Jewish High Holidays

The Jewish High Holidays include “Rosh Hashana” (The Jewish New Year) and “Yom Kippur” (Day of Atonement); by extension, this includes the ten days of repentance.
Usually goes on to include the following Sukkot Holiday (Festival of Tabernacles)
fun facts
On Rosh Hashana to eat sweet foods (apple slices dipped in honey, honey cakes, and sweet Hallah Bread ) in hopes of starting a sweet new year
It is commonly said that the pomegranate has 613 seeds, corresponding to the 613 mitzvah’s (good deeds) in the Torah

History of Jewish High Holidays
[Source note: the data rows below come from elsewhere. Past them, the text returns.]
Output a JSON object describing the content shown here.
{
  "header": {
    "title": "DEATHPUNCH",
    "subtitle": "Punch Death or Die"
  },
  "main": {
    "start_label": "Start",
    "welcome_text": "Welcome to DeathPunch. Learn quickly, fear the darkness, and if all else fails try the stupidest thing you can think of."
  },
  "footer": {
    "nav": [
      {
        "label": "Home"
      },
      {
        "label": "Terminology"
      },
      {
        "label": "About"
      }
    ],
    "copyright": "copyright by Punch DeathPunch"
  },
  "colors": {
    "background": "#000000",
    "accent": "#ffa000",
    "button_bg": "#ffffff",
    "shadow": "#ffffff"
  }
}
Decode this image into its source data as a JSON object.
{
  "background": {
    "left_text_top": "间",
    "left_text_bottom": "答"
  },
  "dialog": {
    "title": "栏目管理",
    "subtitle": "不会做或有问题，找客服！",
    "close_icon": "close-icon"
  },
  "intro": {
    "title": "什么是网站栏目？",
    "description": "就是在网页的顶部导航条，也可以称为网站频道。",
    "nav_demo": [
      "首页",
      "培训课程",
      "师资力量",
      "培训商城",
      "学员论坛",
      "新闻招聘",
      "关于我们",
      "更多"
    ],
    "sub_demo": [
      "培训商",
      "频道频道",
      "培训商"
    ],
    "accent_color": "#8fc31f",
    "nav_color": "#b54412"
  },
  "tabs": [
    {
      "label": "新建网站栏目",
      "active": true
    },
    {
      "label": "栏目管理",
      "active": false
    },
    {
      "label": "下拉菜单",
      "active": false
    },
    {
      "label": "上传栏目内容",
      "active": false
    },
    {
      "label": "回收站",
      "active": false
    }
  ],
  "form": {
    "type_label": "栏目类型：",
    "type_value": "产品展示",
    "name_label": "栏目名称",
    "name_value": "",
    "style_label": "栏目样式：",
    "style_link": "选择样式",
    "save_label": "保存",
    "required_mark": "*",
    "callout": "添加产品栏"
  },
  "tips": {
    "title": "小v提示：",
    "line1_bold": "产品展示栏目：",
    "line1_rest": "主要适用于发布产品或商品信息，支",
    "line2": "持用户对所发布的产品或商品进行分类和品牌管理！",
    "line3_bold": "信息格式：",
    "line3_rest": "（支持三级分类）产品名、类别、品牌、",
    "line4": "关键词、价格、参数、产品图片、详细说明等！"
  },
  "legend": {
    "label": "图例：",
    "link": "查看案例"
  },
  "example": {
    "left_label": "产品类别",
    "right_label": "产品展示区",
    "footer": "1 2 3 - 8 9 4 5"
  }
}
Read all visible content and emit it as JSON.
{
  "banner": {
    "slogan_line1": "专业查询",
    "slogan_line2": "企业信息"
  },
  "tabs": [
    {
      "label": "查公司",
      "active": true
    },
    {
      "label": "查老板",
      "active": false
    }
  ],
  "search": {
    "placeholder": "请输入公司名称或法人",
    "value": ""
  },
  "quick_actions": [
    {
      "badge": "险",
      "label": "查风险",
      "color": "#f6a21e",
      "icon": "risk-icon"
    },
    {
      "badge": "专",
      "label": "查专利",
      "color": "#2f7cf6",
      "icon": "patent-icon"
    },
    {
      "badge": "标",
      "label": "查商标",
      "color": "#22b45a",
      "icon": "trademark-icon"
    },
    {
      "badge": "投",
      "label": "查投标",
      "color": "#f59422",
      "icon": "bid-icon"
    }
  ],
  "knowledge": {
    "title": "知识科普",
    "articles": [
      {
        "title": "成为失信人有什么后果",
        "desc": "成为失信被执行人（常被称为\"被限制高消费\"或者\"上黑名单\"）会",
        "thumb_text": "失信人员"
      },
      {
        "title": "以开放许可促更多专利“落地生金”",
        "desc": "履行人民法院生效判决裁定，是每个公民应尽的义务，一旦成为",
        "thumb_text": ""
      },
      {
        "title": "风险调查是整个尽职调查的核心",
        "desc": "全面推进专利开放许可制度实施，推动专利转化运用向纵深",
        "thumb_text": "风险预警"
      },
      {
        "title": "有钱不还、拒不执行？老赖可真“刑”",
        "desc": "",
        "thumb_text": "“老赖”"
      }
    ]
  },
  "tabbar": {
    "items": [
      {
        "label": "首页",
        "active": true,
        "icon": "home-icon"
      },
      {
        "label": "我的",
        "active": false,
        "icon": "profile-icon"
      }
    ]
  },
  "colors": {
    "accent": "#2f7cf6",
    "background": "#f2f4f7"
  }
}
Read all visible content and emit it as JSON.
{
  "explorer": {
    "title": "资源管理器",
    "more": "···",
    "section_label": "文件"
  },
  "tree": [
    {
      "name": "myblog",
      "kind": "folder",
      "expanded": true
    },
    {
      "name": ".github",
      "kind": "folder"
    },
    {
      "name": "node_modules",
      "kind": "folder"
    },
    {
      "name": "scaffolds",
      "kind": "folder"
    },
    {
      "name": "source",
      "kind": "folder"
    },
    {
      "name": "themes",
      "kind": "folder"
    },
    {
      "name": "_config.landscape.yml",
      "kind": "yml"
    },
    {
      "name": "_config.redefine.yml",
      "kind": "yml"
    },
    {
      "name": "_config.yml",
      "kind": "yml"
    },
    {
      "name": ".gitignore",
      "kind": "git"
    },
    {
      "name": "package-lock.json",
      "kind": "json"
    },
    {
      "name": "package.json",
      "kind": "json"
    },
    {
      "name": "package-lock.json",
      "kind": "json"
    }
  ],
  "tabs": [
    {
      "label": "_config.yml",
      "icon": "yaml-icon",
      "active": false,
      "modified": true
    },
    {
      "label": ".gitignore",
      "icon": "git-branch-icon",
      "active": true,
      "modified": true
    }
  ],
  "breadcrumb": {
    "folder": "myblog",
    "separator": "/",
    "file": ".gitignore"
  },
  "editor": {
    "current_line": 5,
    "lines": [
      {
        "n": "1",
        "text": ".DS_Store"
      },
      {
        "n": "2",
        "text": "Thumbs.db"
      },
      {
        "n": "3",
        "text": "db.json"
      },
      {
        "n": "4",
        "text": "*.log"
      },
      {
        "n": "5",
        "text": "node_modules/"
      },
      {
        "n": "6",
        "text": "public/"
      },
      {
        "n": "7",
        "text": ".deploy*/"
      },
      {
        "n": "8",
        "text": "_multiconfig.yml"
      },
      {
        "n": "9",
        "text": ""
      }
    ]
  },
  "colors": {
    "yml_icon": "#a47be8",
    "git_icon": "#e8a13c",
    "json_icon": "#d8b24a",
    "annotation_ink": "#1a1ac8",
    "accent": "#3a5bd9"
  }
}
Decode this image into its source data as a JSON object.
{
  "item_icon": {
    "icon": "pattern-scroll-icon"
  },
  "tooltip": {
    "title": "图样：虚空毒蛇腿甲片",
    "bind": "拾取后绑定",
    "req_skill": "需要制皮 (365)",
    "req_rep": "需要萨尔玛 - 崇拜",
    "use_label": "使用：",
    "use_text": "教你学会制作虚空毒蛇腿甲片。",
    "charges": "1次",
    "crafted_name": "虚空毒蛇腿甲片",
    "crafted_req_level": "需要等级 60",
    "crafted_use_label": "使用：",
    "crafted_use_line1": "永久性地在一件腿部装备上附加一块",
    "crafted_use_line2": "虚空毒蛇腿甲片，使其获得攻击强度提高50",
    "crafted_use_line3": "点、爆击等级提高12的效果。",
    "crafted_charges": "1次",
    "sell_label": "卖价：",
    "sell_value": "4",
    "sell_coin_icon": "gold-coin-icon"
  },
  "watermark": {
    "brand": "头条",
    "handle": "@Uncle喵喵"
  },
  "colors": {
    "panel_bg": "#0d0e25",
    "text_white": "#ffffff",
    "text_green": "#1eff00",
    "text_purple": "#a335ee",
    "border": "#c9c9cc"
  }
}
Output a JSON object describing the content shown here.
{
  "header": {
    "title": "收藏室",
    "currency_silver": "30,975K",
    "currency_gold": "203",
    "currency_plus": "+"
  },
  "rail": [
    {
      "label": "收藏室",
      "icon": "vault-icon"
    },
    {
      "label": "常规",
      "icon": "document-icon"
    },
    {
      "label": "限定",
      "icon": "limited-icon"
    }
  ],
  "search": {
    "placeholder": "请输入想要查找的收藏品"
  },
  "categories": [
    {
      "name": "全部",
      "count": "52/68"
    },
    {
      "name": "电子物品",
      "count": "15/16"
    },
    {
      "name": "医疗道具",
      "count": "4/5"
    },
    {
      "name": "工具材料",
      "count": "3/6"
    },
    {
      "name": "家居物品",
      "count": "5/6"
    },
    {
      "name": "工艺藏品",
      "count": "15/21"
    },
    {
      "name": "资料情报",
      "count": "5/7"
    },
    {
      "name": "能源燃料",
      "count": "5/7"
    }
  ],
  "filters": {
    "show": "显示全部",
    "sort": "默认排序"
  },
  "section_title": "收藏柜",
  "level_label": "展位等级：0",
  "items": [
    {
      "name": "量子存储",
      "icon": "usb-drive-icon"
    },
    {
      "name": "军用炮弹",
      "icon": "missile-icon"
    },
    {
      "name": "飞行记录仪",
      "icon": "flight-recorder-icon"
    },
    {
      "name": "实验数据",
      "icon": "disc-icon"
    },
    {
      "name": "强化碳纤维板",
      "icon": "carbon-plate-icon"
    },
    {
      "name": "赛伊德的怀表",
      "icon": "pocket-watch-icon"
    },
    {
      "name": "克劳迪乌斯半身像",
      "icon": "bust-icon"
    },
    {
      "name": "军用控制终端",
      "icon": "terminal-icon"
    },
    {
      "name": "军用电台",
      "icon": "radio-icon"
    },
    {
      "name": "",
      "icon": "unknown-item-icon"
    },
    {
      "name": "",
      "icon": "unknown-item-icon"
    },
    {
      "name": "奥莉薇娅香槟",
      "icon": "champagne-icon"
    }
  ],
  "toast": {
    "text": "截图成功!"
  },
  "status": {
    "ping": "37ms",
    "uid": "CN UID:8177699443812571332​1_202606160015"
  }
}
It may seem that these holidays just move around our calendar and are celebrated at different dates each year. This is because these holidays follow the Jewish Calendar, which is a Soli-Lunar Calendar
Each month begins with the birth of a new moon and lasts 29-30 days

Most holidays are celebrated by most jews with a feast shared with family and friends. More observant Jews will attend the unique synagogue prayers and services during this time

Toings For Jewish High Holidays